#### DIRECTIONS:
In the listing below, find each line with the string "screenshot" and return it.

#### INFORMATION GIVEN:
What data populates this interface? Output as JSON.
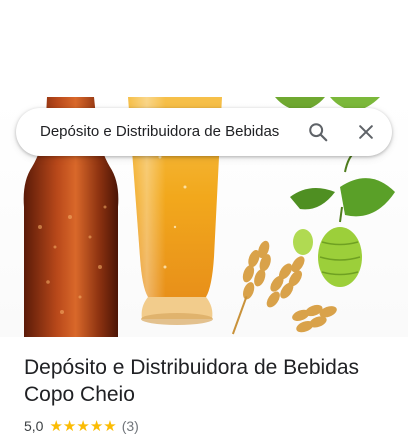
{
  "search": {
    "query": "Depósito e Distribuidora de Bebidas",
    "search_icon": "search-icon",
    "close_icon": "close-icon"
  },
  "hero_image": {
    "subject": "beer-bottle-glass-wheat-hops-photo"
  },
  "place": {
    "title_line1": "Depósito e Distribuidora de Bebidas",
    "title_line2": "Copo Cheio",
    "rating": "5,0",
    "stars": 5,
    "review_count": "(3)"
  },
  "colors": {
    "star": "#fbbc04",
    "title": "#202124",
    "secondary_text": "#70757a"
  }
}
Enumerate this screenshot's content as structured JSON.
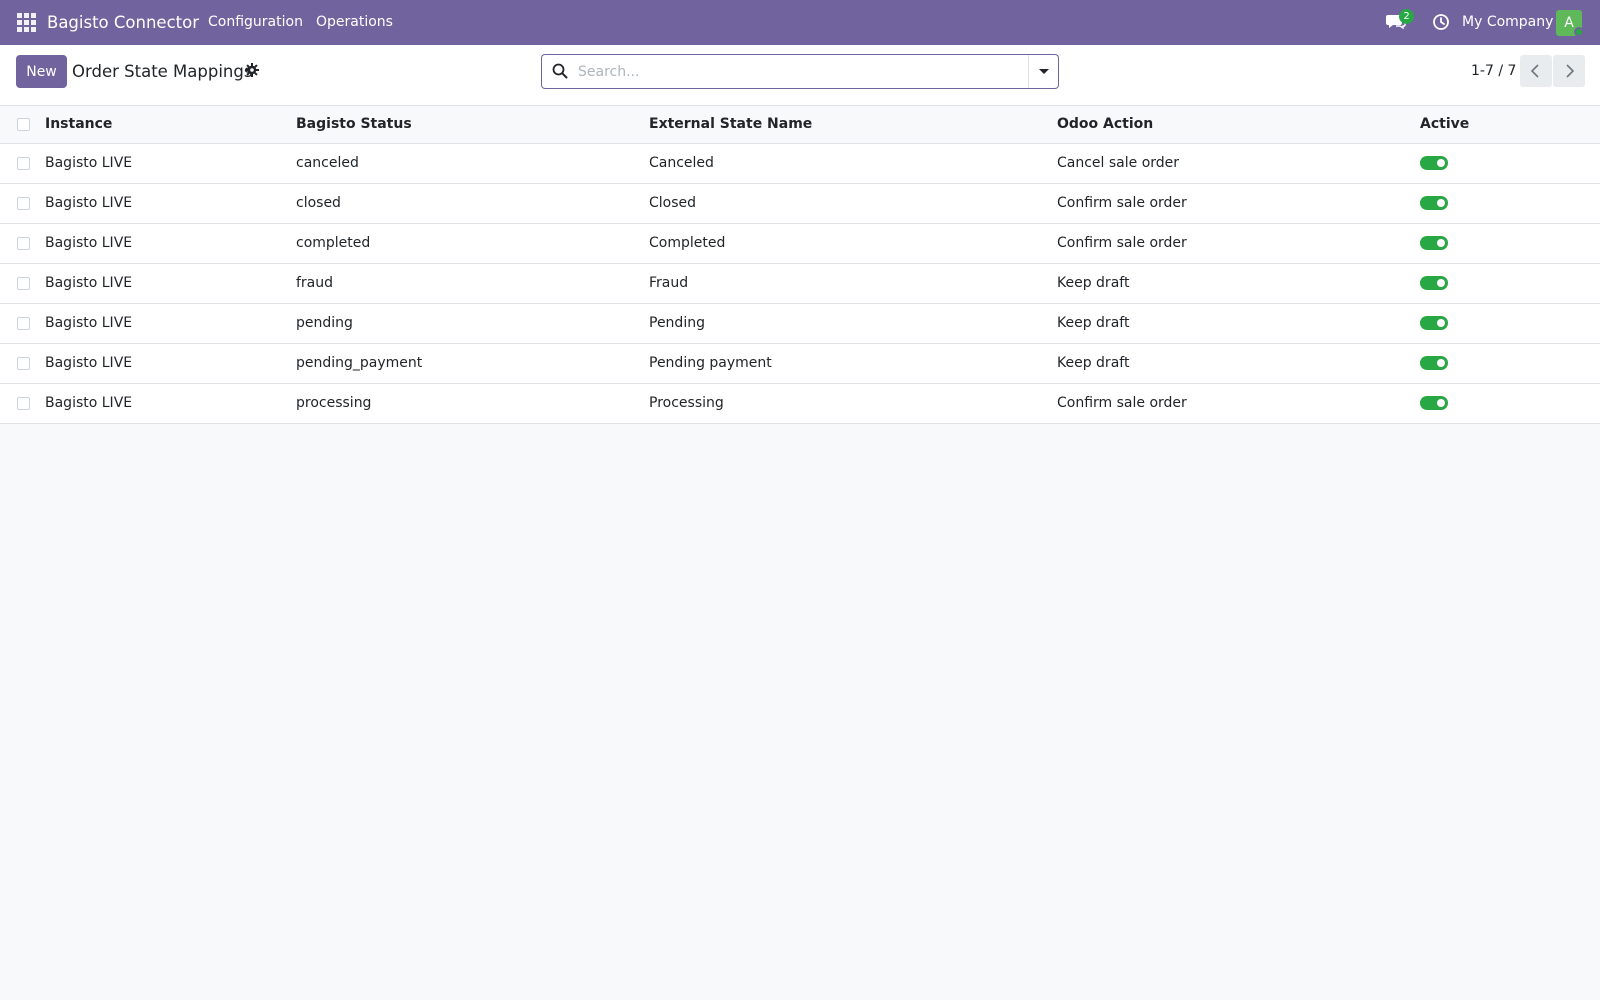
{
  "navbar": {
    "brand": "Bagisto Connector",
    "menu": [
      "Configuration",
      "Operations"
    ],
    "chat_count": "2",
    "company": "My Company",
    "avatar_initial": "A"
  },
  "control_panel": {
    "new_label": "New",
    "title": "Order State Mappings",
    "search_placeholder": "Search...",
    "pager": "1-7 / 7"
  },
  "table": {
    "columns": [
      "Instance",
      "Bagisto Status",
      "External State Name",
      "Odoo Action",
      "Active"
    ],
    "rows": [
      {
        "instance": "Bagisto LIVE",
        "status": "canceled",
        "external": "Canceled",
        "action": "Cancel sale order",
        "active": true
      },
      {
        "instance": "Bagisto LIVE",
        "status": "closed",
        "external": "Closed",
        "action": "Confirm sale order",
        "active": true
      },
      {
        "instance": "Bagisto LIVE",
        "status": "completed",
        "external": "Completed",
        "action": "Confirm sale order",
        "active": true
      },
      {
        "instance": "Bagisto LIVE",
        "status": "fraud",
        "external": "Fraud",
        "action": "Keep draft",
        "active": true
      },
      {
        "instance": "Bagisto LIVE",
        "status": "pending",
        "external": "Pending",
        "action": "Keep draft",
        "active": true
      },
      {
        "instance": "Bagisto LIVE",
        "status": "pending_payment",
        "external": "Pending payment",
        "action": "Keep draft",
        "active": true
      },
      {
        "instance": "Bagisto LIVE",
        "status": "processing",
        "external": "Processing",
        "action": "Confirm sale order",
        "active": true
      }
    ]
  },
  "colors": {
    "navbar": "#71639e",
    "primary": "#71639e",
    "toggle_on": "#28a745",
    "avatar": "#5fb85a"
  },
  "icons": {
    "apps": "apps-grid-icon",
    "chat": "chat-icon",
    "activity": "clock-icon",
    "gear": "gear-icon",
    "search": "search-icon",
    "caret": "caret-down-icon",
    "prev": "chevron-left-icon",
    "next": "chevron-right-icon"
  }
}
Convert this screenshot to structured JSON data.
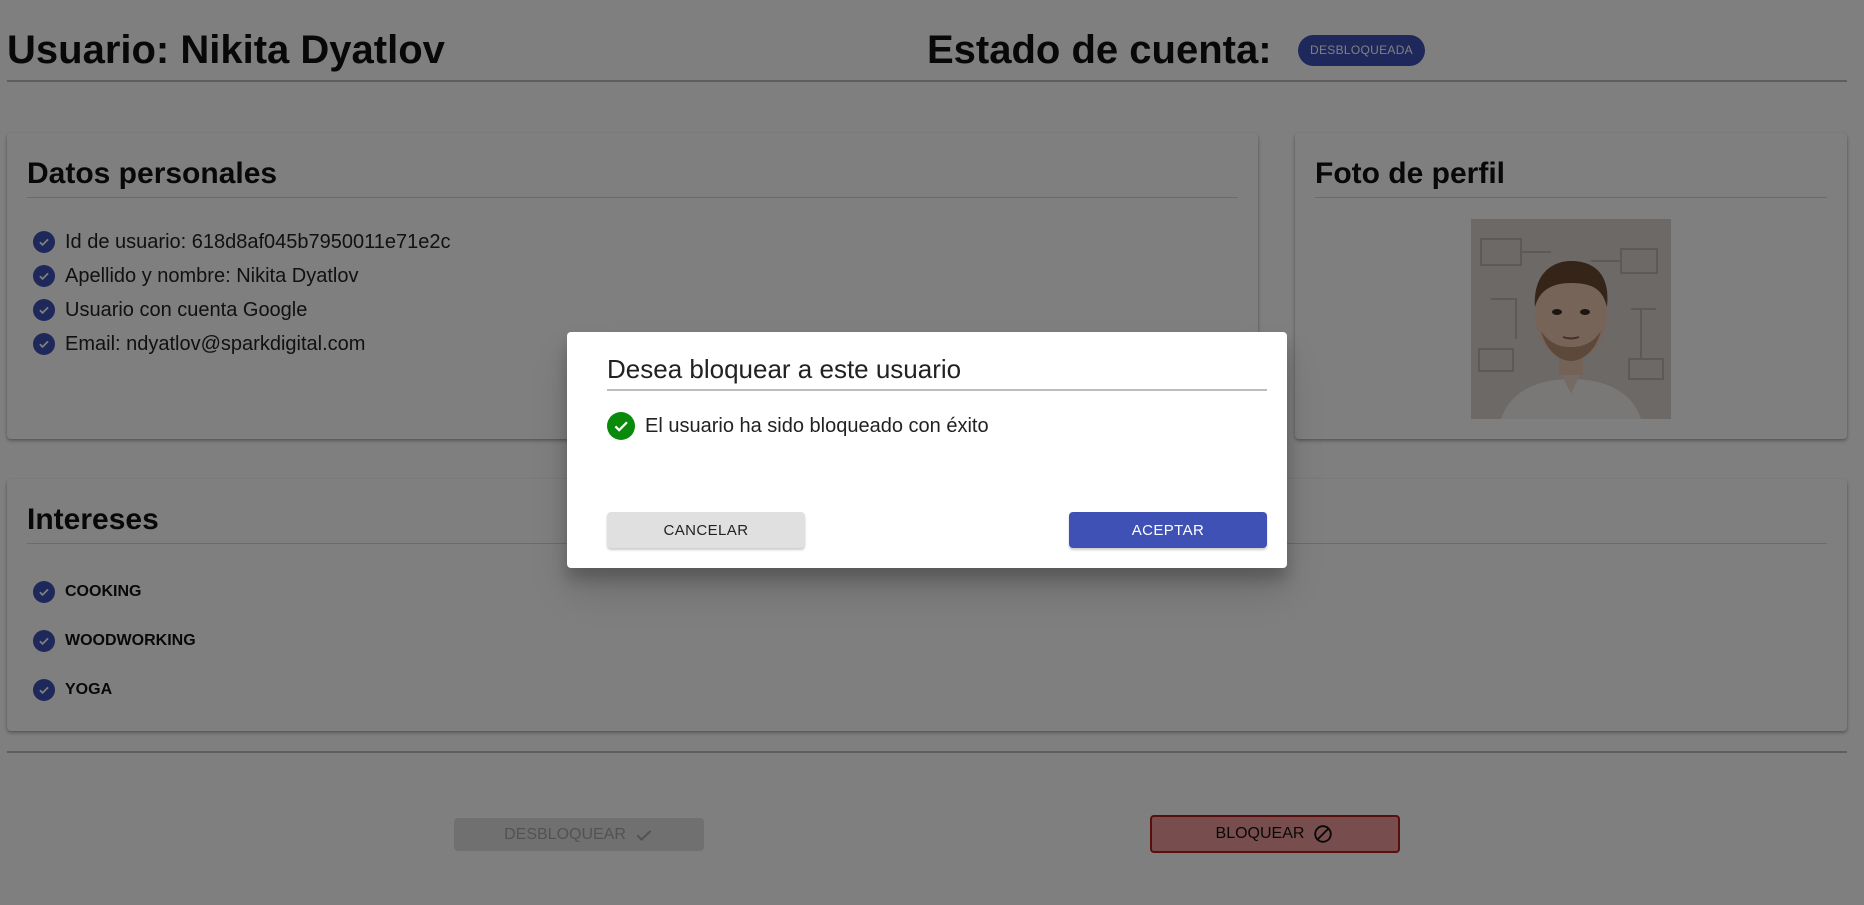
{
  "header": {
    "user_title": "Usuario: Nikita Dyatlov",
    "status_title": "Estado de cuenta:",
    "status_chip": "DESBLOQUEADA"
  },
  "personal": {
    "title": "Datos personales",
    "items": [
      "Id de usuario: 618d8af045b7950011e71e2c",
      "Apellido y nombre: Nikita Dyatlov",
      "Usuario con cuenta Google",
      "Email: ndyatlov@sparkdigital.com"
    ]
  },
  "photo": {
    "title": "Foto de perfil"
  },
  "interests": {
    "title": "Intereses",
    "items": [
      "COOKING",
      "WOODWORKING",
      "YOGA"
    ]
  },
  "actions": {
    "unblock_label": "DESBLOQUEAR",
    "block_label": "BLOQUEAR"
  },
  "dialog": {
    "title": "Desea bloquear a este usuario",
    "message": "El usuario ha sido bloqueado con éxito",
    "cancel_label": "CANCELAR",
    "accept_label": "ACEPTAR"
  },
  "colors": {
    "primary": "#3f51b5",
    "success": "#0a8a0a",
    "danger": "#b71c1c",
    "danger_bg": "#ef9a9a"
  },
  "icons": {
    "list_check": "check-circle-icon",
    "success": "check-circle-filled-icon",
    "unblock": "check-icon",
    "block": "block-icon"
  }
}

#### TASK SOLUTION:
Enumerate this screenshot's content as structured JSON.
Convert this screenshot to structured JSON data.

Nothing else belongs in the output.